- **TO DO**: Each line of the data that includes the string "woman" is to be copied out.

(Data about app and page elements)
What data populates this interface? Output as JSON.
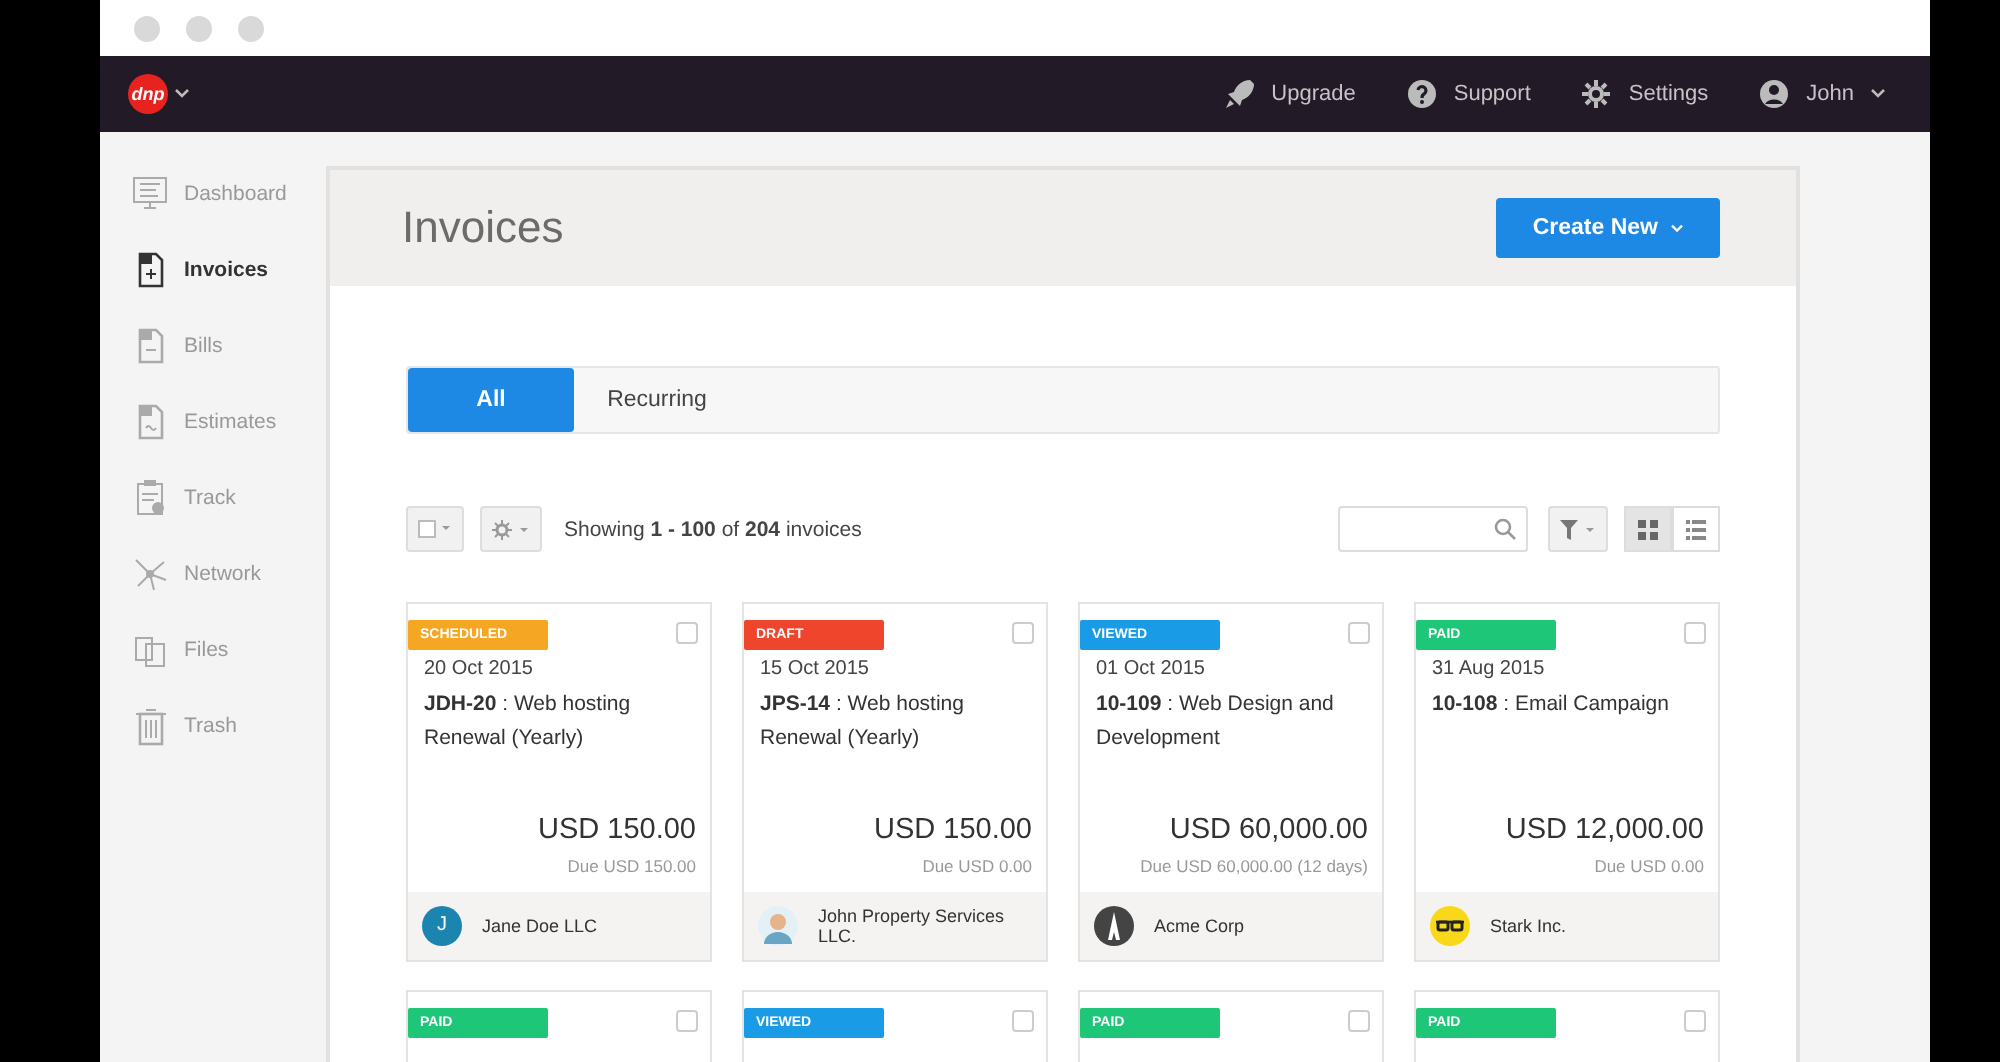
{
  "navbar": {
    "logo": "dnp",
    "items": [
      {
        "kind": "rocket",
        "label": "Upgrade"
      },
      {
        "kind": "help",
        "label": "Support"
      },
      {
        "kind": "gear",
        "label": "Settings"
      },
      {
        "kind": "user",
        "label": "John"
      }
    ]
  },
  "sidebar": {
    "items": [
      {
        "kind": "monitor",
        "label": "Dashboard",
        "selected": false
      },
      {
        "kind": "plus-doc",
        "label": "Invoices",
        "selected": true
      },
      {
        "kind": "minus-doc",
        "label": "Bills",
        "selected": false
      },
      {
        "kind": "tilde-doc",
        "label": "Estimates",
        "selected": false
      },
      {
        "kind": "clipboard",
        "label": "Track",
        "selected": false
      },
      {
        "kind": "network",
        "label": "Network",
        "selected": false
      },
      {
        "kind": "files",
        "label": "Files",
        "selected": false
      },
      {
        "kind": "trash",
        "label": "Trash",
        "selected": false
      }
    ]
  },
  "header": {
    "title": "Invoices",
    "button": "Create New"
  },
  "tabs": [
    {
      "label": "All",
      "selected": true
    },
    {
      "label": "Recurring",
      "selected": false
    }
  ],
  "toolbar": {
    "summary": "Showing **1 - 100** of **204** invoices",
    "view_buttons": [
      {
        "kind": "grid",
        "selected": true
      },
      {
        "kind": "list",
        "selected": false
      }
    ]
  },
  "cards": [
    {
      "status": "SCHEDULED",
      "color": "#f5a623",
      "checked": false,
      "date": "20 Oct 2015",
      "number": "JDH-20",
      "title": " : Web hosting Renewal (Yearly)",
      "amount": "USD 150.00",
      "due": "Due USD 150.00",
      "client": "Jane Doe LLC",
      "avatar": {
        "kind": "initial",
        "text": "J"
      }
    },
    {
      "status": "DRAFT",
      "color": "#f0452d",
      "checked": false,
      "date": "15 Oct 2015",
      "number": "JPS-14",
      "title": " : Web hosting Renewal (Yearly)",
      "amount": "USD 150.00",
      "due": "Due USD 0.00",
      "client": "John Property Services LLC.",
      "avatar": {
        "kind": "person"
      }
    },
    {
      "status": "VIEWED",
      "color": "#1a9be6",
      "checked": false,
      "date": "01 Oct 2015",
      "number": "10-109",
      "title": " : Web Design and Development",
      "amount": "USD 60,000.00",
      "due": "Due USD 60,000.00 (12 days)",
      "client": "Acme Corp",
      "avatar": {
        "kind": "tower"
      }
    },
    {
      "status": "PAID",
      "color": "#1ec677",
      "checked": false,
      "date": "31 Aug 2015",
      "number": "10-108",
      "title": " : Email Campaign",
      "amount": "USD 12,000.00",
      "due": "Due USD 0.00",
      "client": "Stark Inc.",
      "avatar": {
        "kind": "glasses"
      }
    },
    {
      "status": "PAID",
      "color": "#1ec677",
      "checked": false
    },
    {
      "status": "VIEWED",
      "color": "#1a9be6",
      "checked": false
    },
    {
      "status": "PAID",
      "color": "#1ec677",
      "checked": false
    },
    {
      "status": "PAID",
      "color": "#1ec677",
      "checked": false
    }
  ]
}
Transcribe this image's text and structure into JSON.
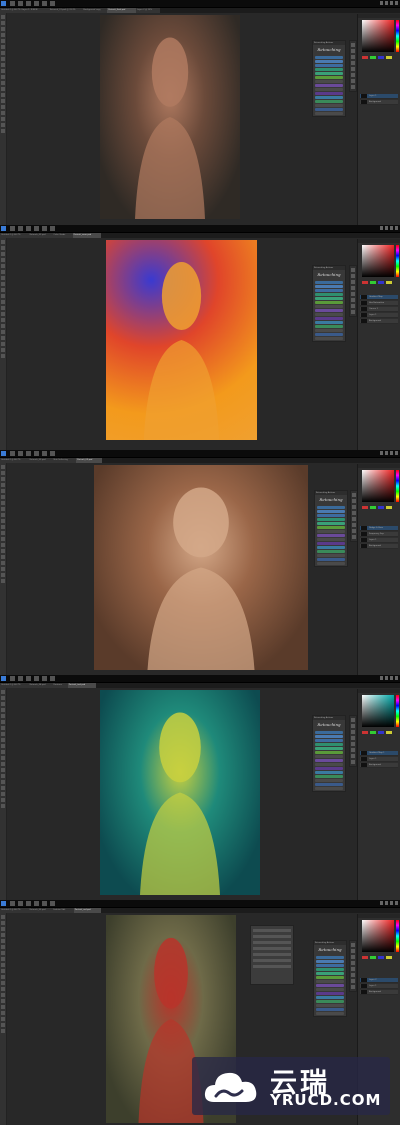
{
  "frames": [
    {
      "tabs": [
        "Untitled-1 @ 66.7% (Layer 1, RGB/8)",
        "Retouch_01.psd @ 33.3%",
        "Background copy",
        "Portrait_final.psd",
        "Layer 2 @ 25%"
      ],
      "active_tab": 3,
      "photo": {
        "subject": "woman in black lingerie, hands on hips",
        "colors": [
          "#2f2a25",
          "#6b4a3a",
          "#b07a60"
        ]
      },
      "actions_panel_title": "Retouching Actions",
      "logo_text": "Retouching",
      "layers": [
        "Layer 1",
        "Background"
      ],
      "swatch_colors": [
        "#c33",
        "#3c3",
        "#33c",
        "#cc3"
      ]
    },
    {
      "tabs": [
        "Untitled-1 @ 66.7%",
        "Retouch_02.psd",
        "Color Grade",
        "Portrait_neon.psd"
      ],
      "active_tab": 3,
      "photo": {
        "subject": "blonde woman with rainbow color effect",
        "colors": [
          "#3a3ad0",
          "#e0452a",
          "#f39a1c",
          "#f0a030"
        ]
      },
      "actions_panel_title": "Retouching Actions",
      "logo_text": "Retouching",
      "layers": [
        "Gradient Map",
        "Hue/Saturation",
        "Curves 1",
        "Layer 1",
        "Background"
      ],
      "swatch_colors": [
        "#c33",
        "#3c3",
        "#33c",
        "#cc3"
      ]
    },
    {
      "tabs": [
        "Untitled-1 @ 66.7%",
        "Retouch_03.psd",
        "Skin Softening",
        "Portrait_03.psd"
      ],
      "active_tab": 3,
      "photo": {
        "subject": "close-up portrait of woman with auburn hair",
        "colors": [
          "#5a3b2a",
          "#9a6648",
          "#d4a888"
        ]
      },
      "actions_panel_title": "Retouching Actions",
      "logo_text": "Retouching",
      "layers": [
        "Dodge & Burn",
        "Frequency Sep",
        "Layer 1",
        "Background"
      ],
      "swatch_colors": [
        "#c33",
        "#3c3",
        "#33c",
        "#cc3"
      ]
    },
    {
      "tabs": [
        "Untitled-1 @ 66.7%",
        "Retouch_04.psd",
        "Duotone",
        "Portrait_teal.psd"
      ],
      "active_tab": 3,
      "photo": {
        "subject": "woman in teal and yellow duotone",
        "colors": [
          "#0d4b50",
          "#1f8a7a",
          "#c8d040"
        ]
      },
      "actions_panel_title": "Retouching Actions",
      "logo_text": "Retouching",
      "layers": [
        "Gradient Map 1",
        "Layer 1",
        "Background"
      ],
      "swatch_colors": [
        "#c33",
        "#3c3",
        "#33c",
        "#cc3"
      ]
    },
    {
      "tabs": [
        "Untitled-1 @ 66.7%",
        "Retouch_05.psd",
        "Fashion Edit",
        "Portrait_red.psd"
      ],
      "active_tab": 3,
      "photo": {
        "subject": "woman in flowing red dress",
        "colors": [
          "#3d3f2c",
          "#6e6a48",
          "#b8342a"
        ]
      },
      "actions_panel_title": "Retouching Actions",
      "logo_text": "Retouching",
      "layers": [
        "Layer 2",
        "Layer 1",
        "Background"
      ],
      "swatch_colors": [
        "#c33",
        "#3c3",
        "#33c",
        "#cc3"
      ]
    }
  ],
  "action_button_colors": [
    "#3a6a9a",
    "#4a7ab0",
    "#3d6b9f",
    "#2f8f6f",
    "#3aa078",
    "#5a9a3a",
    "#4a4a4a",
    "#6a4a9a",
    "#4a4a4a",
    "#5a3a8a",
    "#3a7aa0",
    "#3a8a5a",
    "#4a4a4a",
    "#3a5a8a",
    "#4a4a4a"
  ],
  "watermark": {
    "chinese": "云瑞",
    "english": "YRUCD.COM",
    "icon": "cloud-icon"
  }
}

- **WRITTEN SOLUTION**:
        "subject": "woman in black lingerie, hands on hips",
        "subject": "blonde woman with rainbow color effect",
        "subject": "close-up portrait of woman with auburn hair",
        "subject": "woman in teal and yellow duotone",
        "subject": "woman in flowing red dress",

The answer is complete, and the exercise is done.